** YOUR GOAL **
Below are the records; collect from them each line containing the string "Bandwidth".

** DATA FOR ANALYSIS **
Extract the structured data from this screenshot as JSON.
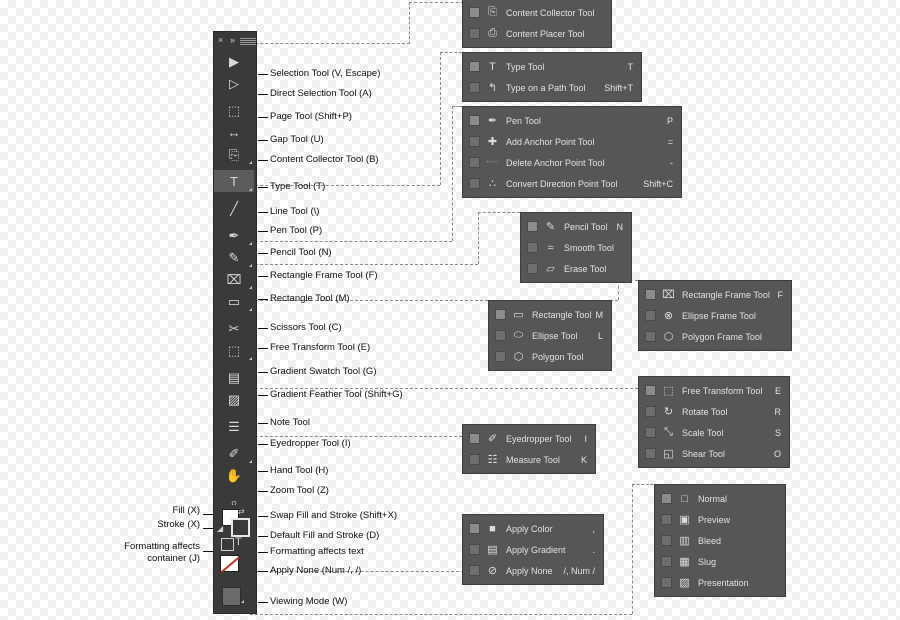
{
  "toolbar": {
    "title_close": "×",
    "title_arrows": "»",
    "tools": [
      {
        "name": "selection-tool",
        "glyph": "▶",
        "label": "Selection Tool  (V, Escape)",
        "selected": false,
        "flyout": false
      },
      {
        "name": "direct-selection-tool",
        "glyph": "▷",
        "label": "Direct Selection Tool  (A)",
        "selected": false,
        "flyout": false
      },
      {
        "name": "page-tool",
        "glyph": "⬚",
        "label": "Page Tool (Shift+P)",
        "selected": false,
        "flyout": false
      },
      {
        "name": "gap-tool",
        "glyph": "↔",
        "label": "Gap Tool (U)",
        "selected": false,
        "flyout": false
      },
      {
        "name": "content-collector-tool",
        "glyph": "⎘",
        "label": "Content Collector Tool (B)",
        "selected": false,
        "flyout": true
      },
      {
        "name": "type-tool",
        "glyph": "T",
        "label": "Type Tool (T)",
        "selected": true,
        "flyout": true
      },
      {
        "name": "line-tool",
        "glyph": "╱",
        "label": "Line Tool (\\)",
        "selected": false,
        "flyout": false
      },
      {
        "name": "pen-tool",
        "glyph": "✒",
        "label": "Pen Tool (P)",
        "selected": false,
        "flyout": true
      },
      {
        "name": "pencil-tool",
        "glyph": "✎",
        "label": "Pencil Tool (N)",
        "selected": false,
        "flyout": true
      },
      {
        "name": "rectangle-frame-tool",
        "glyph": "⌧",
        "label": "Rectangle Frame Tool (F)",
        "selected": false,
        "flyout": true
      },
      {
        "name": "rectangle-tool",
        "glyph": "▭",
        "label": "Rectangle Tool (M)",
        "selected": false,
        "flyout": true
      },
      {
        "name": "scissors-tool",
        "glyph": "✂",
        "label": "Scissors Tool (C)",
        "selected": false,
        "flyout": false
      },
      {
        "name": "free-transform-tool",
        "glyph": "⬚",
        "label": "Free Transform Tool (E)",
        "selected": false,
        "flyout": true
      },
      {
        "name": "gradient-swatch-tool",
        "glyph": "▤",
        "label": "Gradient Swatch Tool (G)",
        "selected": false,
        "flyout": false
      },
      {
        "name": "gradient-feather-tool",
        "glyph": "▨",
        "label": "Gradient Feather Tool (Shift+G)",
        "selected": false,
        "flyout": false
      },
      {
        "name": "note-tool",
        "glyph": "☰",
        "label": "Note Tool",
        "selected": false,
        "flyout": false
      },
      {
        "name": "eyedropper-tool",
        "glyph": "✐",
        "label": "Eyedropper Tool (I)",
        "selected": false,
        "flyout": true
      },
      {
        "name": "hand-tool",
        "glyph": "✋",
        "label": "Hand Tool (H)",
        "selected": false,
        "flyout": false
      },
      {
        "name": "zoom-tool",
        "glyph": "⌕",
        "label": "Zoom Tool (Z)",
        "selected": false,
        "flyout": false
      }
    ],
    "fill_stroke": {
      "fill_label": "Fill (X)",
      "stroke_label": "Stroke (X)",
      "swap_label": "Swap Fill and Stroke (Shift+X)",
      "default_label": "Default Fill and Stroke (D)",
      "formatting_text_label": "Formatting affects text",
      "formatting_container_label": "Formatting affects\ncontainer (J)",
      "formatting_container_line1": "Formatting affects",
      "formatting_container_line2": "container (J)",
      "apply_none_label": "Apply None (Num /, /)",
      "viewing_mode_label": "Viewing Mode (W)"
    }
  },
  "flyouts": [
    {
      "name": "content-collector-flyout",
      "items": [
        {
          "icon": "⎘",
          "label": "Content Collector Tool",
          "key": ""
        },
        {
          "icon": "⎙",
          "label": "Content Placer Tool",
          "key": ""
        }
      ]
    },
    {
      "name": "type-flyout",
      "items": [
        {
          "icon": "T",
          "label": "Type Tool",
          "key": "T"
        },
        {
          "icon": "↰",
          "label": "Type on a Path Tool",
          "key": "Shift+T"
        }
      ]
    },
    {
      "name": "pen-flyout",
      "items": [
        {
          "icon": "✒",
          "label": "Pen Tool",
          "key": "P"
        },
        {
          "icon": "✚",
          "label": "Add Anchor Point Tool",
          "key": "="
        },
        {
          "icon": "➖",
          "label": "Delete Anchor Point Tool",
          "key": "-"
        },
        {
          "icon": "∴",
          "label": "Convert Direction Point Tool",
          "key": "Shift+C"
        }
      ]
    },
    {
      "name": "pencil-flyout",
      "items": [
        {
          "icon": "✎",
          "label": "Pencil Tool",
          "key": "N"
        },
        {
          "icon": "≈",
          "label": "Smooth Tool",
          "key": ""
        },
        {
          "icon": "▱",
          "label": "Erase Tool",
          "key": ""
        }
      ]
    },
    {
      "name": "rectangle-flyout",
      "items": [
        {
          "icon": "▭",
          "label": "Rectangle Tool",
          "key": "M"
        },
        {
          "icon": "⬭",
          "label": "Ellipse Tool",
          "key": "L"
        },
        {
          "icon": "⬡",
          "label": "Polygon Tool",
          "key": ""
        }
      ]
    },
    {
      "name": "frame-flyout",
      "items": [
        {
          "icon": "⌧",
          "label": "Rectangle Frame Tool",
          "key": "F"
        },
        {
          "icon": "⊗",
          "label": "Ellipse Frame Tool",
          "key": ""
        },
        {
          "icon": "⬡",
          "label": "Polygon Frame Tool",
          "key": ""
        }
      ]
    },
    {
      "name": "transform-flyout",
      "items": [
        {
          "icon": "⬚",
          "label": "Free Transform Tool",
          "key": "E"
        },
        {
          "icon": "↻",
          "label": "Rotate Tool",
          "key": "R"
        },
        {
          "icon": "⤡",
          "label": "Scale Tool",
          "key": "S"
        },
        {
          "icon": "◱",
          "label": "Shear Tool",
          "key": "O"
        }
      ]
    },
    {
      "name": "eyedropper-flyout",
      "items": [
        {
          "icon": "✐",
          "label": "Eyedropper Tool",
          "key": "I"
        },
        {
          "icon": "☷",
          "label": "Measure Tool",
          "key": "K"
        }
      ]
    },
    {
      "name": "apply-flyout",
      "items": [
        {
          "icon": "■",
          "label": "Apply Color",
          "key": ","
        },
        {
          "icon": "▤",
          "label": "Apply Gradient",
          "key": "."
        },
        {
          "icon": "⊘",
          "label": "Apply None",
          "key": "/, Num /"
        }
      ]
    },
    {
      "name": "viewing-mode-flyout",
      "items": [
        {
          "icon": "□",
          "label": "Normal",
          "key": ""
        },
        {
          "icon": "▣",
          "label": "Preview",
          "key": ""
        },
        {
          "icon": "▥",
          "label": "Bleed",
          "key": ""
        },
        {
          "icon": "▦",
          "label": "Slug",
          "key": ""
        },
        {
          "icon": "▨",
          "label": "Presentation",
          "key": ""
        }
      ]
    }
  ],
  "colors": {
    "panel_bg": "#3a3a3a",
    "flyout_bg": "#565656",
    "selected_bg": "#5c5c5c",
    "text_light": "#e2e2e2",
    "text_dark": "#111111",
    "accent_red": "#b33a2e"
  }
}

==

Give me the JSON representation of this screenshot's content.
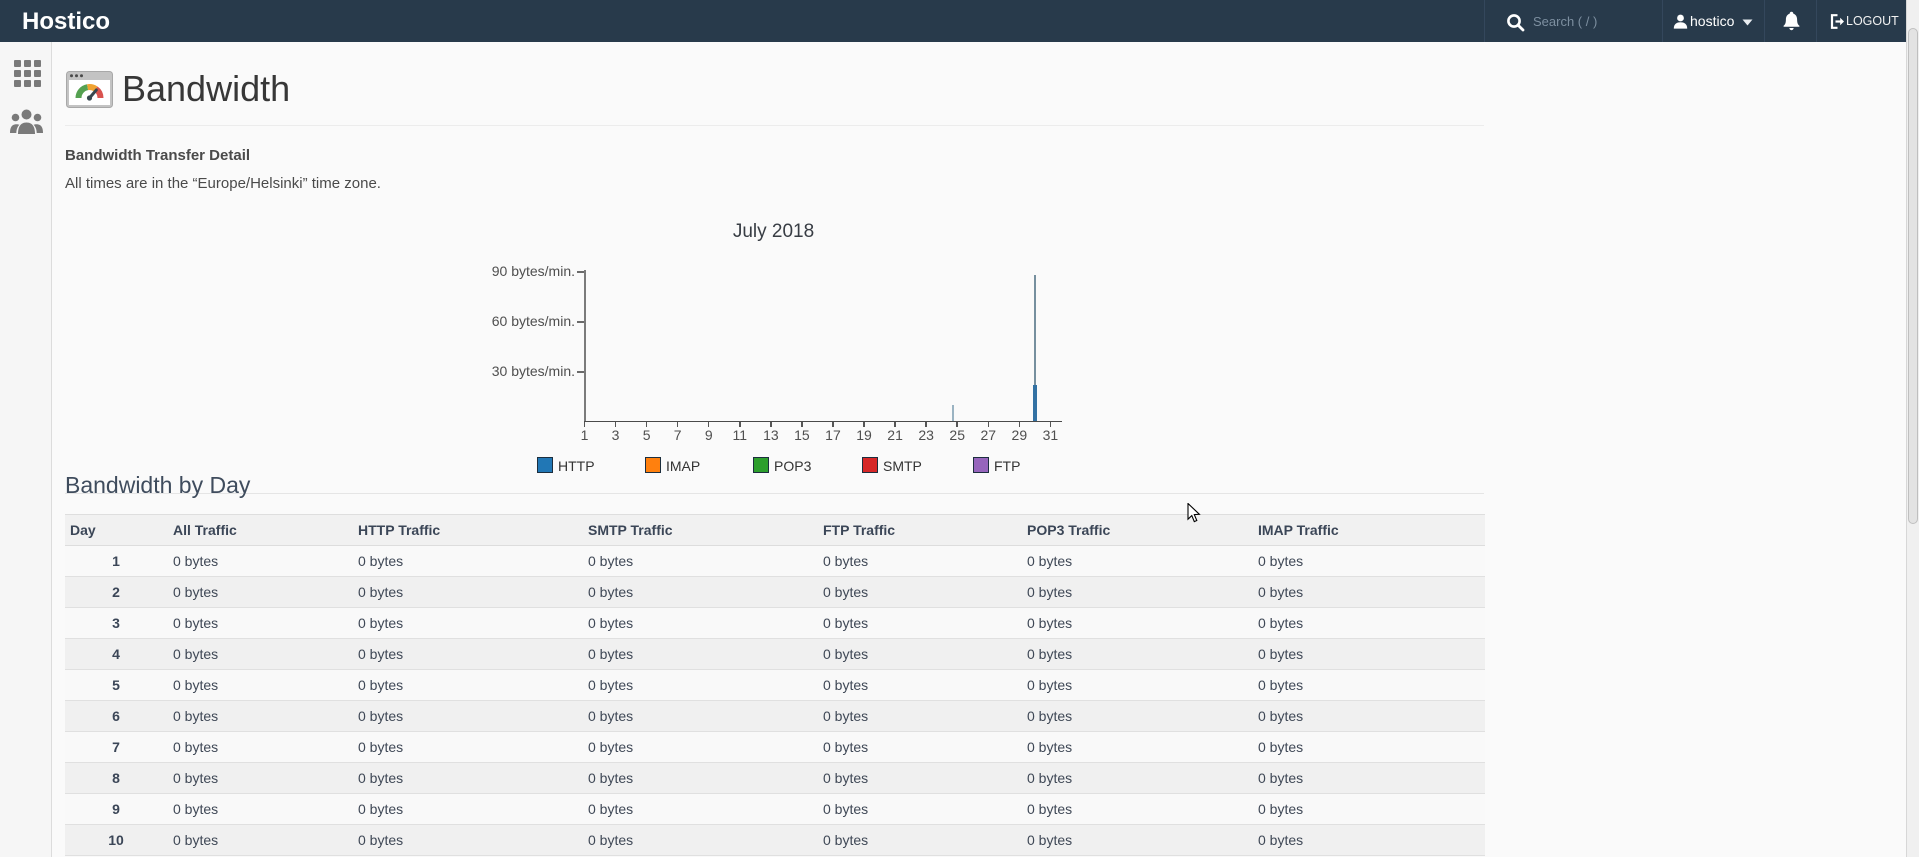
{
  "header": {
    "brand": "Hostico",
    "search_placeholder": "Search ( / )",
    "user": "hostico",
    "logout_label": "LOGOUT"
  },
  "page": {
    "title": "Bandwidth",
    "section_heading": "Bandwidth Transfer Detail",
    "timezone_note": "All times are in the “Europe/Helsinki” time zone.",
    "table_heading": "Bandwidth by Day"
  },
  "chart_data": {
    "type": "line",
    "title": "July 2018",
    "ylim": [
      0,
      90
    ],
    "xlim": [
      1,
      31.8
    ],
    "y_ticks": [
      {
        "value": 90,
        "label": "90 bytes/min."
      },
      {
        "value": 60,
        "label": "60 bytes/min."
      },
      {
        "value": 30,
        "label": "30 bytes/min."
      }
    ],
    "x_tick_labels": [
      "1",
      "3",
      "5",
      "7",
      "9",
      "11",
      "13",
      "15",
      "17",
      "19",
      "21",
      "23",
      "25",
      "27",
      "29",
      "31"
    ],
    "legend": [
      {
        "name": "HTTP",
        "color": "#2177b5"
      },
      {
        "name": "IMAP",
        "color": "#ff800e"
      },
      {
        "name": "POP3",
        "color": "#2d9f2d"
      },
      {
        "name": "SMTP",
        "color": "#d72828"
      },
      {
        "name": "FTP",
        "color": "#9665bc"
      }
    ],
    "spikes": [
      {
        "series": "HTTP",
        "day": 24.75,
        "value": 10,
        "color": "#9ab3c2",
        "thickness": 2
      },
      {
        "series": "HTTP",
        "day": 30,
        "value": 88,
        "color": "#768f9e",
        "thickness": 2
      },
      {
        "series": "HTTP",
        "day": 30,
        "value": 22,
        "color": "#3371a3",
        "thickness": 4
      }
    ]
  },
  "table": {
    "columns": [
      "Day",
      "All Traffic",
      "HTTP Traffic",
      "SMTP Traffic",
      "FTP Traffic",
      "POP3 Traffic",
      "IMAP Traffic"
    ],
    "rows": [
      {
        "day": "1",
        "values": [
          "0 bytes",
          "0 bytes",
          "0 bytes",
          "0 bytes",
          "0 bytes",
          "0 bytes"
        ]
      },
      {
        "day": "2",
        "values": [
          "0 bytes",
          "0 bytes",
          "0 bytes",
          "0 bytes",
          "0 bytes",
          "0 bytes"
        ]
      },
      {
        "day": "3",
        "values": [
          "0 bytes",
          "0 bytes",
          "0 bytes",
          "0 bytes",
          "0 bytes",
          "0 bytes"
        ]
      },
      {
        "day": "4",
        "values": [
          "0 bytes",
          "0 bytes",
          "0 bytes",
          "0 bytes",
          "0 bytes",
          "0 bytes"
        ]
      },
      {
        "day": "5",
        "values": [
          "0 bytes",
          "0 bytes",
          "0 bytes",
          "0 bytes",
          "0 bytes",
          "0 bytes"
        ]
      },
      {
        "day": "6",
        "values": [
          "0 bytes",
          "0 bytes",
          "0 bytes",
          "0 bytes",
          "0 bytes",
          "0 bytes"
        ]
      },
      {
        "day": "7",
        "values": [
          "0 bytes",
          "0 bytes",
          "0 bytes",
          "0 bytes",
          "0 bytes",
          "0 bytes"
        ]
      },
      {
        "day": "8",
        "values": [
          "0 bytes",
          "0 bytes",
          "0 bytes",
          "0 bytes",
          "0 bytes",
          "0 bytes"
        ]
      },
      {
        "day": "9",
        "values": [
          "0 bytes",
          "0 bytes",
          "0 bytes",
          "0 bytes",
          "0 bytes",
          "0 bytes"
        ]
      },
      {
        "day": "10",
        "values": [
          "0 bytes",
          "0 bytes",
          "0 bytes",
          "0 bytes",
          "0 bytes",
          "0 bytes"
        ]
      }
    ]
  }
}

** RESPONSE BELOW **
    "title": "Bandwidth",
    "section_heading": "Bandwidth Transfer Detail",
    "table_heading": "Bandwidth by Day"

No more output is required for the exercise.